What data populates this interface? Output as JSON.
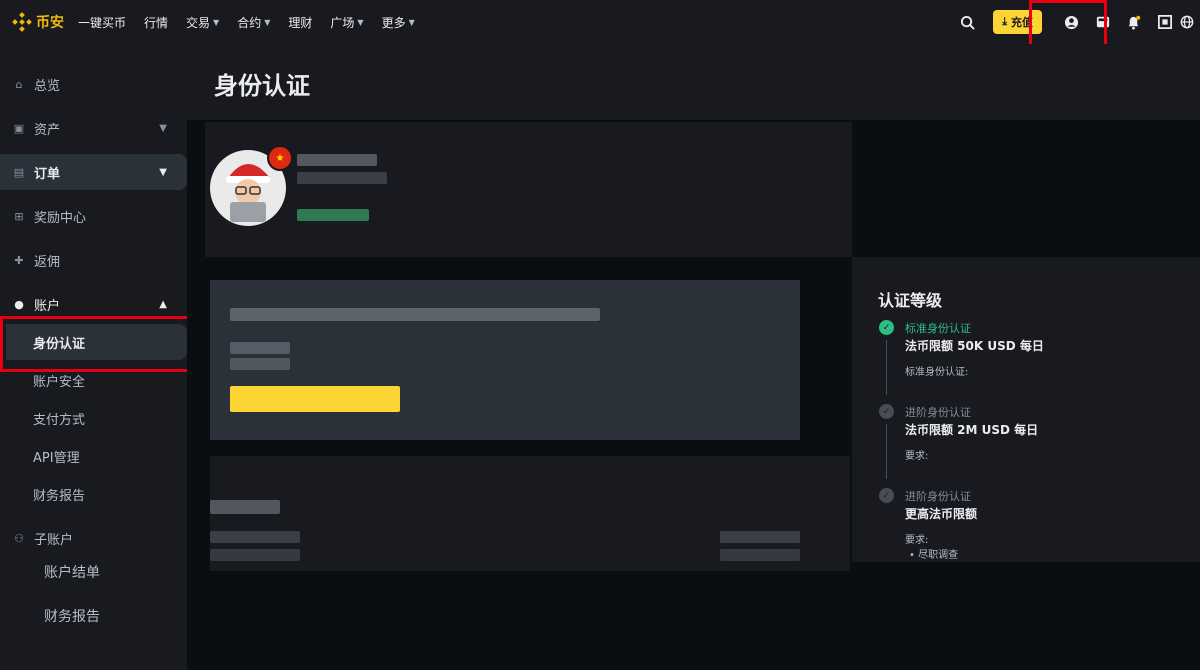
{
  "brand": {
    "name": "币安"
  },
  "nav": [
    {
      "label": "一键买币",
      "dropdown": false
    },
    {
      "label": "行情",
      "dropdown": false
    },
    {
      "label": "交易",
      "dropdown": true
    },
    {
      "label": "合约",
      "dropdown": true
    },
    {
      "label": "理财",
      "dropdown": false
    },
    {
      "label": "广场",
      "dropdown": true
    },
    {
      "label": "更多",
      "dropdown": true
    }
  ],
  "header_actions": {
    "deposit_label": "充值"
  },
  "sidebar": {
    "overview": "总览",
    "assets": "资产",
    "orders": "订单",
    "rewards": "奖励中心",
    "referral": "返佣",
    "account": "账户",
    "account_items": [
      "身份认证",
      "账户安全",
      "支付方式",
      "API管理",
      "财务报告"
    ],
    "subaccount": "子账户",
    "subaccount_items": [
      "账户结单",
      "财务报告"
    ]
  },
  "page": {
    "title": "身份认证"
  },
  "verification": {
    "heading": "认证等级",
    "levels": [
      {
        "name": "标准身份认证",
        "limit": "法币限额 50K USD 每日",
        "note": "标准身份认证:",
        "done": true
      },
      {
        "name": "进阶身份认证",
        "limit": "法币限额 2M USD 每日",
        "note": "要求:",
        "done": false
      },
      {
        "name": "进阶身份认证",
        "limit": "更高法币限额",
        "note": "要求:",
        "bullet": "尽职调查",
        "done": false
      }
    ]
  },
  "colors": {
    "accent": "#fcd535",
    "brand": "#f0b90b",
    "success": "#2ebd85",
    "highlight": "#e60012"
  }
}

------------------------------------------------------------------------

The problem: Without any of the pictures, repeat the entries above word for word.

Problem solution:
What data populates this interface? Output as JSON.
{
  "brand": {
    "name": "币安"
  },
  "nav": [
    {
      "label": "一键买币",
      "dropdown": false
    },
    {
      "label": "行情",
      "dropdown": false
    },
    {
      "label": "交易",
      "dropdown": true
    },
    {
      "label": "合约",
      "dropdown": true
    },
    {
      "label": "理财",
      "dropdown": false
    },
    {
      "label": "广场",
      "dropdown": true
    },
    {
      "label": "更多",
      "dropdown": true
    }
  ],
  "header_actions": {
    "deposit_label": "充值"
  },
  "sidebar": {
    "overview": "总览",
    "assets": "资产",
    "orders": "订单",
    "rewards": "奖励中心",
    "referral": "返佣",
    "account": "账户",
    "account_items": [
      "身份认证",
      "账户安全",
      "支付方式",
      "API管理",
      "财务报告"
    ],
    "subaccount": "子账户",
    "subaccount_items": [
      "账户结单",
      "财务报告"
    ]
  },
  "page": {
    "title": "身份认证"
  },
  "verification": {
    "heading": "认证等级",
    "levels": [
      {
        "name": "标准身份认证",
        "limit": "法币限额 50K USD 每日",
        "note": "标准身份认证:",
        "done": true
      },
      {
        "name": "进阶身份认证",
        "limit": "法币限额 2M USD 每日",
        "note": "要求:",
        "done": false
      },
      {
        "name": "进阶身份认证",
        "limit": "更高法币限额",
        "note": "要求:",
        "bullet": "尽职调查",
        "done": false
      }
    ]
  },
  "colors": {
    "accent": "#fcd535",
    "brand": "#f0b90b",
    "success": "#2ebd85",
    "highlight": "#e60012"
  }
}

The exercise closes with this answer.